Aired on: TNT
Reviewed by Melissa Minners
On Monday, August 13, 2012, The Closer aired its series finale, ending what had quickly become one of my favorite police dramas after seven seasons. Kyra Sedgwick, otherwise known as Brenda Leigh Johnson, had decided to go out on a high note, when her series was still making viewers extremely happy. So happy, in fact, that the TNT network was reluctant to let go of the series altogether, creating a spin-off. Major Crimes made its debut right after the final episode of The Closer and, of course, I decided to see if it was any good.
Major Crimes focuses on the Los Angeles Police Department unit that Brenda has just left. In Brendaís absence over the last three months, it has been run by Lt. Louis Provenza (G.W. Bailey). Now, at the scene of a botched robbery of a grocery store by an organized unit who has successfully completed a number of such robberies, Assistant Chief of Operations Russell Taylor (Robert Gossett) has decided to introduce the new head of Major Crimes to her team. Unfortunately, not everyone is ready to accept former Internal Affairs Captain Sharon Rayder (Mary McDonnell) as their new leader, especially after all the grief she gave the team while in IAB.
Despite the clashing, and extreme resentment on the part of Lt. Provenza, the team of Lt. Andy Flynn (Tony Denison), Lt. Michael Tao (Michael Paul Chen), Detective Julio Sanchez (Raymond Cruz), assisted by Civilian Surveillance Coordinator Buzz Watson (Philip P. Keene) and FBI Liaison Special Agent Fritz Howard (Jon Tenney) get things done efficiently and effectively. They solve the mystery of the change in the grocery robbing teamís usually organized attack, the reason behind the shooting of the one robber who was captured, the links between each of the members of the team and find the missing member who somehow escaped police capture.
As they bring the final robber and possible murderer to the interview room, we notice a distinct change in the way things are going to be handled at Major Crimes without Brenda Leigh Johnson. From now on, Major Crimes will be focusing on making arrests that will not cost the taxpayers undue monetary strain. In other words, deals will be made to make certain that the perpetrator pleads guilty and spends an adequate amount of time in jail. After all, death penalty cases are long drawn out affairs, what with the appeals process and all, costing the people quite a bit before coming to a close. A guilty plea saves them the cost of a trial and ensures that the guilty get locked up.
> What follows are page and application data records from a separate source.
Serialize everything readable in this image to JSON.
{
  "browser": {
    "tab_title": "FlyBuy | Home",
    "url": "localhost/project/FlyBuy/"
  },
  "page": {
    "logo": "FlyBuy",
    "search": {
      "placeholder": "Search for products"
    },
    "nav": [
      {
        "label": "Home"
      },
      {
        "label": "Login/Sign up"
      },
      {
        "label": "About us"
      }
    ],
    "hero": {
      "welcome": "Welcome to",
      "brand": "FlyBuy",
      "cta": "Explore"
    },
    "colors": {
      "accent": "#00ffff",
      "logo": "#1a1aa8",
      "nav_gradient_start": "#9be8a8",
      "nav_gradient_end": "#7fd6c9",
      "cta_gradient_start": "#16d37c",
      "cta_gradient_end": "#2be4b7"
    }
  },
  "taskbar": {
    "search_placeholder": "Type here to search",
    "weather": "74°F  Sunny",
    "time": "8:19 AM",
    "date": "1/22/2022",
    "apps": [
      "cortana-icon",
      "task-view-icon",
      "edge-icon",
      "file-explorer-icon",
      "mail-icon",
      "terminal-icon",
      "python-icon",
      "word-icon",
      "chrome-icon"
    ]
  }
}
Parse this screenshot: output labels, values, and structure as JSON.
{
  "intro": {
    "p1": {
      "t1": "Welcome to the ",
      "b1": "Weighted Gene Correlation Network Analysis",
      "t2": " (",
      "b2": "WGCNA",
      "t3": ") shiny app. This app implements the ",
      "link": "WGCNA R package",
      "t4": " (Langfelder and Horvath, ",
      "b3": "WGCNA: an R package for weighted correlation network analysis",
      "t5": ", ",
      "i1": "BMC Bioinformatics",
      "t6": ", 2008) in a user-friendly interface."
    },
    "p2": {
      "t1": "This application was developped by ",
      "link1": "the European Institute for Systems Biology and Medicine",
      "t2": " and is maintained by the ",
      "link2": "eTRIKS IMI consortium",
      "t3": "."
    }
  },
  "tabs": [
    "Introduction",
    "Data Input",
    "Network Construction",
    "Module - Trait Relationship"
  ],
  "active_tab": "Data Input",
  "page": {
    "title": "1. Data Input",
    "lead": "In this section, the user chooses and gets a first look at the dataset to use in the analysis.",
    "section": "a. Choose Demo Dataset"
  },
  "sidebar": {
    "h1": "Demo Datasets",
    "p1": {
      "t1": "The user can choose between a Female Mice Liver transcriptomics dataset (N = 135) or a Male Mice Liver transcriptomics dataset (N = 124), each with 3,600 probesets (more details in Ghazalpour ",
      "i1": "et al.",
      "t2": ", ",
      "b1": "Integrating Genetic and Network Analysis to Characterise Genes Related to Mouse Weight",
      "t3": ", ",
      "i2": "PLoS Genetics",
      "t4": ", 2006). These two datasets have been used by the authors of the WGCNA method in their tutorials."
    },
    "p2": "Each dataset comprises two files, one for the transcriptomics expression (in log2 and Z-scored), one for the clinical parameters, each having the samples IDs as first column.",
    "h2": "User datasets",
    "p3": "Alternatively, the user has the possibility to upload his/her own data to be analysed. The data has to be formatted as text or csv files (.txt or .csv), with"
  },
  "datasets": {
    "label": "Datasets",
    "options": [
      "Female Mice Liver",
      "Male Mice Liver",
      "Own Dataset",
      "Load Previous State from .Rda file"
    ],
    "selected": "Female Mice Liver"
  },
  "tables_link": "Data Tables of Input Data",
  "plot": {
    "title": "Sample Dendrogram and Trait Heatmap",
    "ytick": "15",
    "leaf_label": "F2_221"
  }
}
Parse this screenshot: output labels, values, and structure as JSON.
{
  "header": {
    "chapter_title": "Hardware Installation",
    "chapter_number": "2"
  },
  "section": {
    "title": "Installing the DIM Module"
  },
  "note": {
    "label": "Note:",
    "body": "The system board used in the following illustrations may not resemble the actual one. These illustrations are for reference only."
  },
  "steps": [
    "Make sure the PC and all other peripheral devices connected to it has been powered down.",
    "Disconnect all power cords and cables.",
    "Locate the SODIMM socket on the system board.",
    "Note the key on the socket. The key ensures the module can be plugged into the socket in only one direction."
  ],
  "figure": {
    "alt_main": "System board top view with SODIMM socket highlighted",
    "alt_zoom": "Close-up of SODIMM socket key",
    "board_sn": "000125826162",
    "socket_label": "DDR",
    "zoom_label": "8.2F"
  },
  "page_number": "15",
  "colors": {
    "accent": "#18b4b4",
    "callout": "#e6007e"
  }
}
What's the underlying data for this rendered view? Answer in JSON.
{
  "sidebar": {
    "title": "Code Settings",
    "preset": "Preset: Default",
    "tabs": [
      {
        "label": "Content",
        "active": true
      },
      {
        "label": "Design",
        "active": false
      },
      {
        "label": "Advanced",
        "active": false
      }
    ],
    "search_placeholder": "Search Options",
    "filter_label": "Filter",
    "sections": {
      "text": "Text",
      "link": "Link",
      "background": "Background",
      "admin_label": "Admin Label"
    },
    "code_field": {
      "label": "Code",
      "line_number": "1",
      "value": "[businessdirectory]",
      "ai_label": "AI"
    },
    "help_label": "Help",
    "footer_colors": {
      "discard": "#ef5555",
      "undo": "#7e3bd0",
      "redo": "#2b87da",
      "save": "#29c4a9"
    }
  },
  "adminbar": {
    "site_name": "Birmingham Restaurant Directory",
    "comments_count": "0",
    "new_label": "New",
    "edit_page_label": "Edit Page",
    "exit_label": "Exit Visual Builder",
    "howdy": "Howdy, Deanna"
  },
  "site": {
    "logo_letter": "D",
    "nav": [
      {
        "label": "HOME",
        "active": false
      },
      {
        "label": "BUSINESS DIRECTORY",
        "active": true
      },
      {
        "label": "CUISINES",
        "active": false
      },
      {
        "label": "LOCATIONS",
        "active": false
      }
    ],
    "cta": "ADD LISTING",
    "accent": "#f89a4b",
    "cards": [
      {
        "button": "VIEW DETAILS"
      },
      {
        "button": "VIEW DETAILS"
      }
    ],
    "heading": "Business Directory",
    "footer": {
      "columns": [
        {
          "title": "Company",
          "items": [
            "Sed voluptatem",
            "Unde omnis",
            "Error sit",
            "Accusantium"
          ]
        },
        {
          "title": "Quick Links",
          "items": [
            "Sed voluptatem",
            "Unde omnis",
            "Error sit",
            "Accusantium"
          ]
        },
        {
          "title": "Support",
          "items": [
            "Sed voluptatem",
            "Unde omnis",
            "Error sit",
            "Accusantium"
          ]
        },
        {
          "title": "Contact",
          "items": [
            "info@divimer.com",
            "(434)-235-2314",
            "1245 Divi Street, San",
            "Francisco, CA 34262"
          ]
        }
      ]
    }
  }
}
Not everyone is overjoyed at this change in focus, especially Provenza who makes his displeasure about it and the appointment of Detective Amy Sykes (Kearran Giovanni) to the group to take the place of Sgt. David Gabriel (Corey Reynolds) known to Taylor. Unfortunately, Taylor makes it very clear that Provenza is to accept this new version of Major Crimes or head off to retirement.
In the midst of all of this, Rusty Beck (Graham Patrick Martin), the young murder witness from Brendaís last Major Crimes case, has run away from foster care. Brenda had promised him that the LAPD Major Crimes Unit would try to find his mother and they havenít come through on the deal. Itís up to Captain Rayder to figure out how to keep the boy under wraps until the murder trial can be completed.
So, what did I think of Major Crimes? Well, I liked the fact that The Closer ended in a way that leaves things open for a visit from Brenda now and then. The fact that Agent Howard is still working with Major Crimes keeps her character in viewers memory, although Iím not sure that Kyra Sedgwick will ever actually make an appearance. Loving The Closer as much as I do means Iím happy that they found a way to keep the Major Crimes aspect running with my favorite quirky characters. I even started liking Captain Rayder toward the end of The Closer, so Iím not opposed to her running Major Crimes.
The problems comes in with the new focus of the unit. I can thoroughly understand the distaste with which Provenza and the other members of Major Crimes look at making deals with suspects. I donít like it much myself, but see this change as something that has been happening in the legal system of late. The fact that I, and many viewers wonít like this, doesnít take away the fact that this approach is the more realistic one considering the legal system of America today.
Yet despite how realistic it is, I wonder if it wonít turn off loyal fans who preferred they way Brenda could get a confession out of the craftiest of criminals. Can Major Crimes be an adequate replacement for The Closer? Only time will tell. I can say that Iím willing to give the series, airing in The Closerís time spot at 9pm EST on TNT Monday nights, a chance to prove itself. It wonít be the same as The Closer, but it may turn out to be just as entertaining.